━━━ Dataset content ━━━
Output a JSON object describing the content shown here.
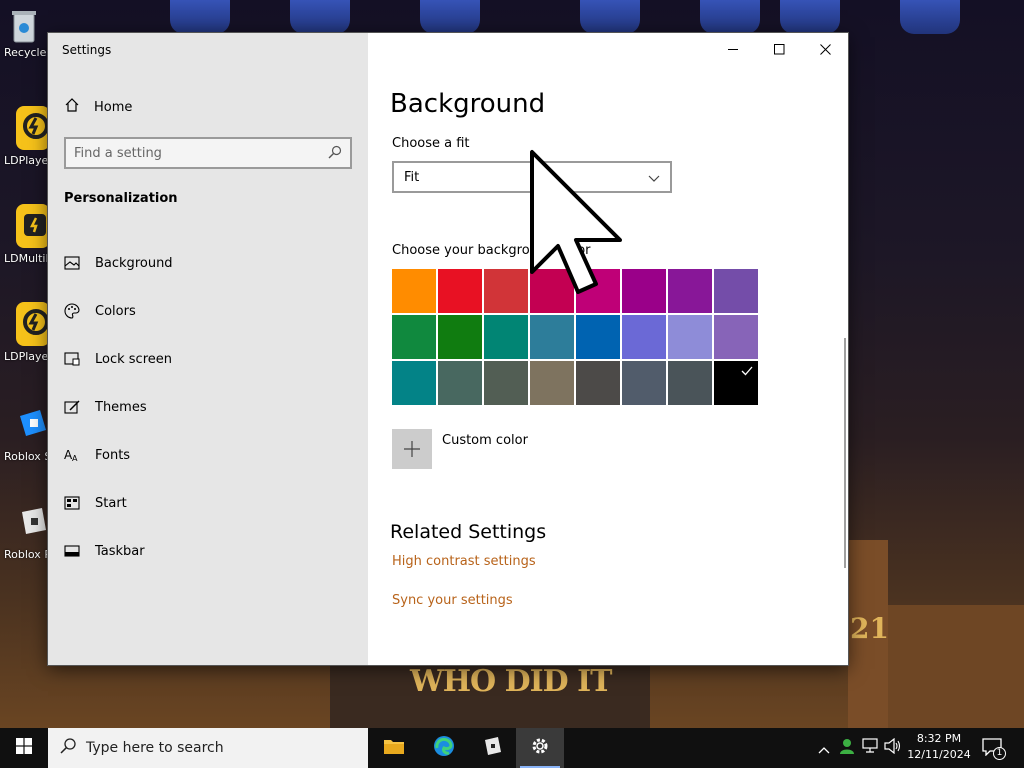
{
  "window": {
    "title": "Settings",
    "controls": {
      "minimize": "—",
      "maximize": "☐",
      "close": "✕"
    }
  },
  "sidebar": {
    "home_label": "Home",
    "search_placeholder": "Find a setting",
    "section_title": "Personalization",
    "items": [
      {
        "label": "Background",
        "icon": "image-icon"
      },
      {
        "label": "Colors",
        "icon": "palette-icon"
      },
      {
        "label": "Lock screen",
        "icon": "lock-screen-icon"
      },
      {
        "label": "Themes",
        "icon": "themes-icon"
      },
      {
        "label": "Fonts",
        "icon": "fonts-icon"
      },
      {
        "label": "Start",
        "icon": "start-icon"
      },
      {
        "label": "Taskbar",
        "icon": "taskbar-icon"
      }
    ]
  },
  "content": {
    "page_title": "Background",
    "fit_label": "Choose a fit",
    "fit_value": "Fit",
    "bg_color_label": "Choose your background color",
    "swatches": [
      "#FF8C00",
      "#E81123",
      "#D13438",
      "#C30052",
      "#BF0077",
      "#9A0089",
      "#881798",
      "#744DA9",
      "#10893E",
      "#107C10",
      "#018574",
      "#2D7D9A",
      "#0063B1",
      "#6B69D6",
      "#8E8CD8",
      "#8764B8",
      "#038387",
      "#486860",
      "#525E54",
      "#7E735F",
      "#4C4A48",
      "#515C6B",
      "#4A5459",
      "#000000"
    ],
    "selected_swatch": 23,
    "custom_color_label": "Custom color",
    "related_title": "Related Settings",
    "related_links": [
      "High contrast settings",
      "Sync your settings"
    ],
    "link_color": "#B8631A"
  },
  "desktop": {
    "icons": [
      {
        "label": "Recycle Bin",
        "icon": "recycle-bin-icon"
      },
      {
        "label": "LDPlayer",
        "icon": "ldplayer-icon"
      },
      {
        "label": "LDMultiPlayer",
        "icon": "ldmultiplayer-icon"
      },
      {
        "label": "LDPlayer",
        "icon": "ldplayer-icon"
      },
      {
        "label": "Roblox Studio",
        "icon": "roblox-studio-icon"
      },
      {
        "label": "Roblox Player",
        "icon": "roblox-player-icon"
      }
    ],
    "wallpaper_text": "WHO DID IT",
    "wallpaper_number": "21"
  },
  "taskbar": {
    "search_placeholder": "Type here to search",
    "apps": [
      "file-explorer-icon",
      "edge-icon",
      "roblox-icon",
      "settings-icon"
    ],
    "time": "8:32 PM",
    "date": "12/11/2024",
    "notification_count": "1"
  }
}
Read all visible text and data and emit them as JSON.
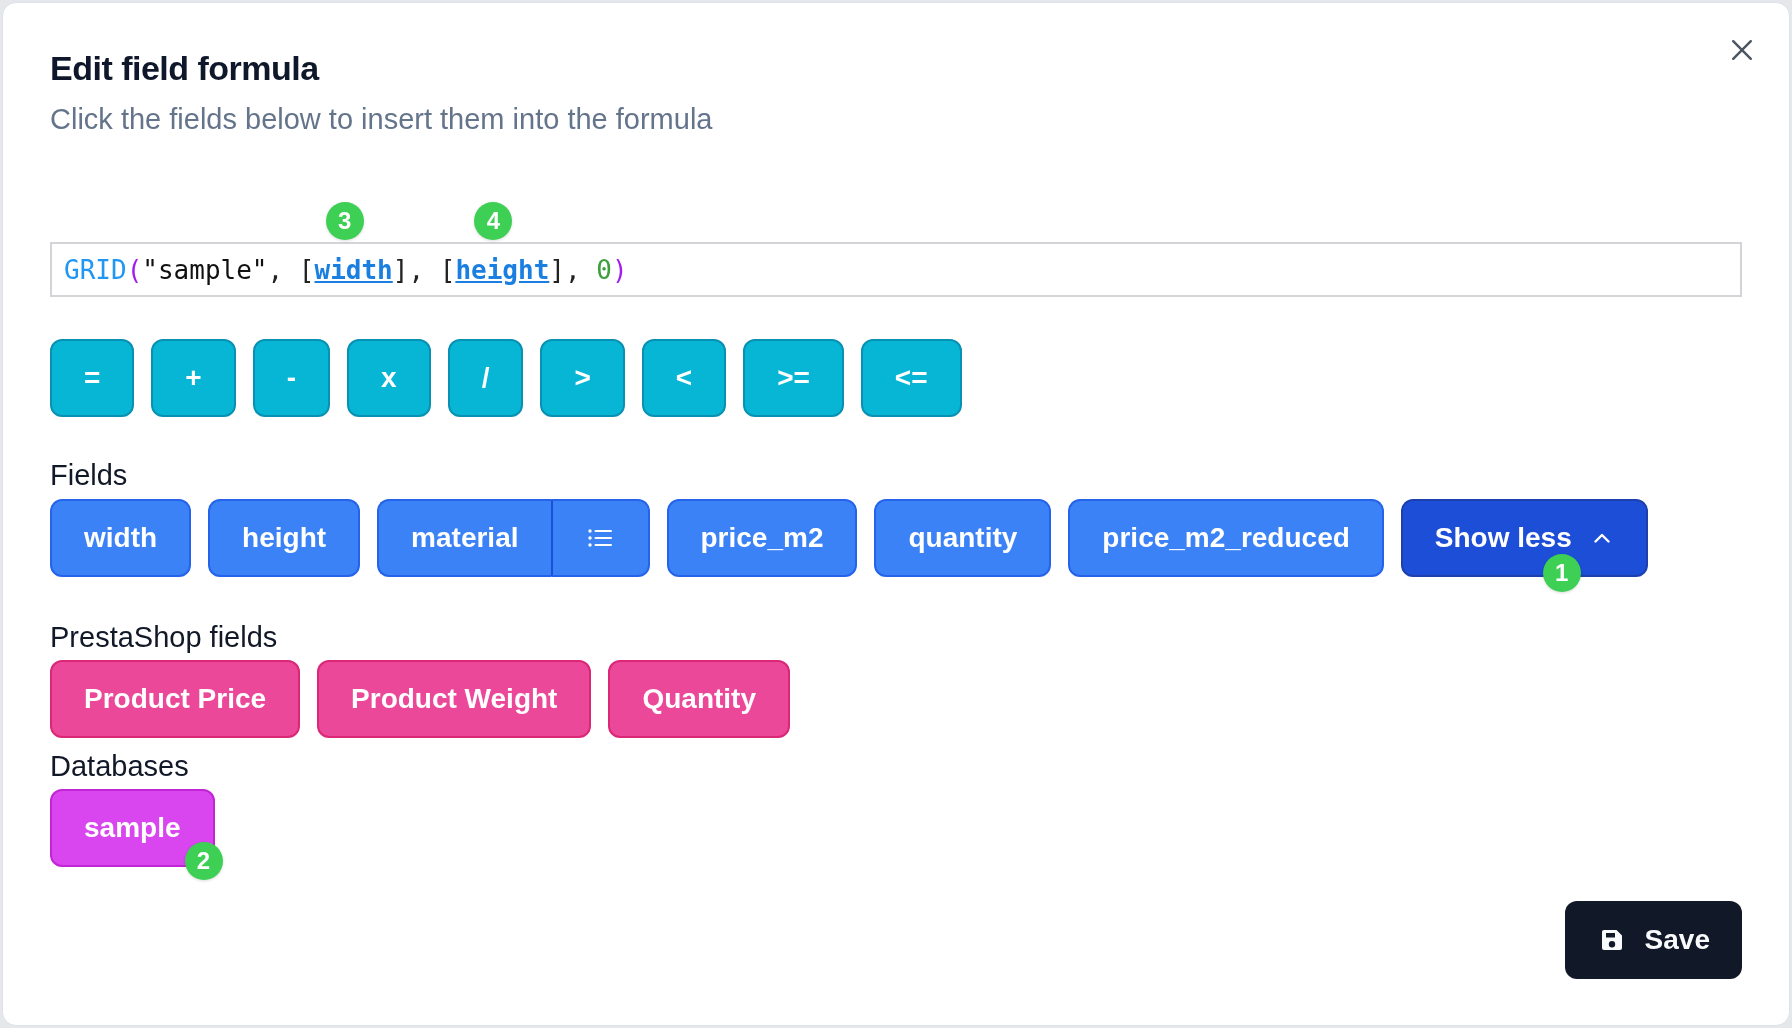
{
  "dialog": {
    "title": "Edit field formula",
    "subtitle": "Click the fields below to insert them into the formula"
  },
  "formula": {
    "tokens": [
      {
        "kind": "function",
        "text": "GRID"
      },
      {
        "kind": "paren",
        "text": "("
      },
      {
        "kind": "string",
        "text": "\"sample\""
      },
      {
        "kind": "plain",
        "text": ", ["
      },
      {
        "kind": "field",
        "text": "width",
        "badge": "3"
      },
      {
        "kind": "plain",
        "text": "], ["
      },
      {
        "kind": "field",
        "text": "height",
        "badge": "4"
      },
      {
        "kind": "plain",
        "text": "], "
      },
      {
        "kind": "number",
        "text": "0"
      },
      {
        "kind": "paren",
        "text": ")"
      }
    ]
  },
  "operators": [
    "=",
    "+",
    "-",
    "x",
    "/",
    ">",
    "<",
    ">=",
    "<="
  ],
  "fields": {
    "label": "Fields",
    "items": [
      {
        "kind": "plain",
        "label": "width"
      },
      {
        "kind": "plain",
        "label": "height"
      },
      {
        "kind": "list",
        "label": "material"
      },
      {
        "kind": "plain",
        "label": "price_m2"
      },
      {
        "kind": "plain",
        "label": "quantity"
      },
      {
        "kind": "plain",
        "label": "price_m2_reduced"
      }
    ],
    "toggle": {
      "label": "Show less",
      "expanded": true,
      "badge": "1"
    }
  },
  "prestashop_fields": {
    "label": "PrestaShop fields",
    "items": [
      "Product Price",
      "Product Weight",
      "Quantity"
    ]
  },
  "databases": {
    "label": "Databases",
    "items": [
      {
        "label": "sample",
        "badge": "2"
      }
    ]
  },
  "save_button": {
    "label": "Save"
  }
}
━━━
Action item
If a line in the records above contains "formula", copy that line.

Finished exercise
    "title": "Edit field formula",
    "subtitle": "Click the fields below to insert them into the formula"
  "formula": {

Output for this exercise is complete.